Then, last weekend, I was awakened to the inevitable reality of in-app purchases when my Uncle told me about a little app called Pet Shop Story. Now, disclaimer. I’ve never played this app, so everything I’m about to say is based purely on anecdotal evidence. Moving on. Apparently, my 8-year-old cousin, Sophia, is really into this game. The premise is that you have pets of all varieties and have to check-in on them periodically to make sure they’re well fed and taken care of. This genre of time-based games is a lot of fun, but can be incredibly addicting.
So, because you have to login frequently to keep playing, what happens when you put the game down and come back to it a week later? Essentially the pet you’ve grown to love over weeks of play gets sick. How can you make him better? Easy, feed him one purple gem. Problem? You have to buy all the purple gems in the game. According to my Uncle, they don’t come up in organic game play, so anytime the game decides your pet is sick, you have to pay.
This is an interesting development strategy, as the game is clearly targeted at and used mostly by younger players who have their accounts tied to their parent’s credit card.
Now, poor Sophia is at an impasse. Does she let her sick, beloved doggy die of some made-up disease, or beg her Dad for a dollar to let him live? I don’t need to tell you that she chose the later, and I also don’t need to tell you that he steadfastly refused to pay the price (and rightfully so).
This is why developers have taken in-app purchases too far. This is an app that was specifically made for children. And just as it was built for children to understand, it was built to eventually land them between a financial decision (albeit a small one) that they have no grounds to make, and deciding between virtual life and death. From a PR perspective, the more developers make use of this tactic, the farther their brand reputation will fall.
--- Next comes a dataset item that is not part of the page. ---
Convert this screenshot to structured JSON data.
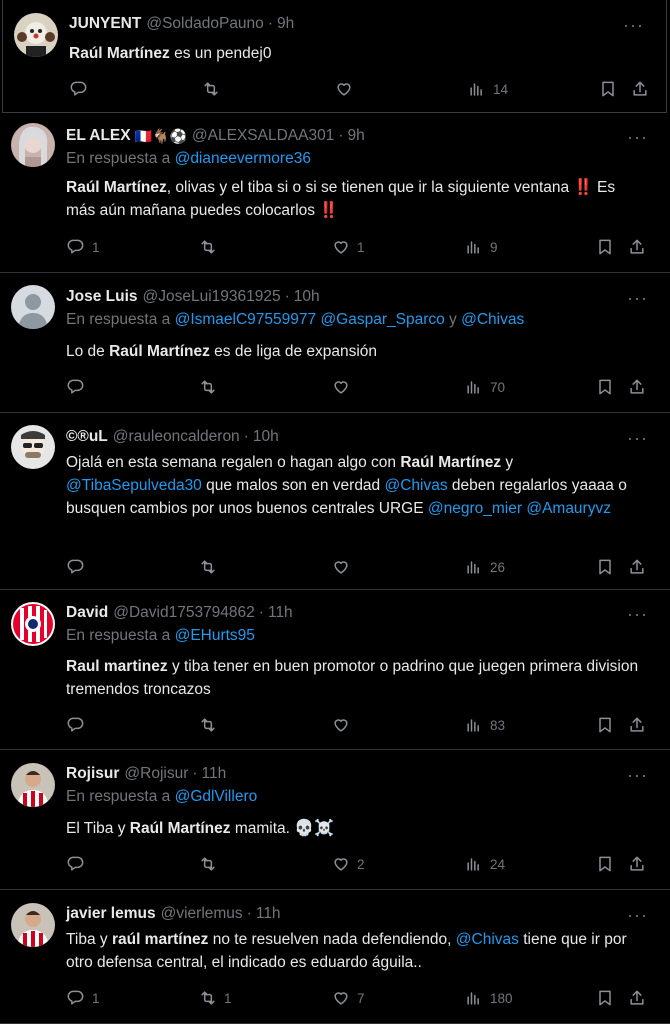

By all means, charge me for the power-ups. Charge me for the level skips, the world unlocks and ridiculous wardrobe add-ons. But leave the children out of it.
Have you ever had a crazy in-app purchase experience? Tell me about it in the comments.